(Entries from a dataset of interfaces)
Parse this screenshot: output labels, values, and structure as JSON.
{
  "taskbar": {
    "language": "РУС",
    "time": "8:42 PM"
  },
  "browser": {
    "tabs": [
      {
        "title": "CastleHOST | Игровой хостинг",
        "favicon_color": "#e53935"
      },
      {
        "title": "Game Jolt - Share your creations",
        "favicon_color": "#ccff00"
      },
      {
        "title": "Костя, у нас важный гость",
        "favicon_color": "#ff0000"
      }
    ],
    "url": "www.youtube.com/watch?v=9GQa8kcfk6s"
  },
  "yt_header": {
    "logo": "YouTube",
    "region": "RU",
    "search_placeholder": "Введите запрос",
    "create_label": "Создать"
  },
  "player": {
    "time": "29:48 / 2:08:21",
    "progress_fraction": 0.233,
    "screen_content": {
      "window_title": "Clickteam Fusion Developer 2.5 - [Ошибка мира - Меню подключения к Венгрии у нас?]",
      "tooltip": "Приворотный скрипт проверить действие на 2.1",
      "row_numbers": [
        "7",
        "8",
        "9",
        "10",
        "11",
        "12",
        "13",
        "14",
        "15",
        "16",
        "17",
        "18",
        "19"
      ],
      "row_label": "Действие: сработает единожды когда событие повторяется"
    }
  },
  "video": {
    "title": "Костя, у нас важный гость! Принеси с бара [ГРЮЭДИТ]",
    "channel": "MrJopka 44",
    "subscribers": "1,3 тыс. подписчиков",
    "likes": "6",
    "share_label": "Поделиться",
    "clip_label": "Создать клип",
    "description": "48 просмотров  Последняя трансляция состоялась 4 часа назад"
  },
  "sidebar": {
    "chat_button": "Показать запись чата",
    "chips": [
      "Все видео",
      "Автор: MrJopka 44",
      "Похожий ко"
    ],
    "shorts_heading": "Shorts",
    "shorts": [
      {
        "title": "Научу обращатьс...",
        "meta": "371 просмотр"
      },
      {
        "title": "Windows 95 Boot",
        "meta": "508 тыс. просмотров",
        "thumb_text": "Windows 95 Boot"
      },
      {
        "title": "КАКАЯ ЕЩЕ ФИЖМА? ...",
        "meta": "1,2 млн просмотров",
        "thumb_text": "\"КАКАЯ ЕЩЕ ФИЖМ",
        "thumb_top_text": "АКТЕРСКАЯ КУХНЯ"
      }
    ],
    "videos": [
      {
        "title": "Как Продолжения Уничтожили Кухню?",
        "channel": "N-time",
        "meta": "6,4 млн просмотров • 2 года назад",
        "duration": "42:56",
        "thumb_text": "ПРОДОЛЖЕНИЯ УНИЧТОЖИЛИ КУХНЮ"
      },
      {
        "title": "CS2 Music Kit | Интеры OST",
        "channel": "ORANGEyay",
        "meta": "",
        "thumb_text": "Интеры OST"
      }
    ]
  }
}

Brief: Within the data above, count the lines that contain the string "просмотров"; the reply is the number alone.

Solution for this task: 4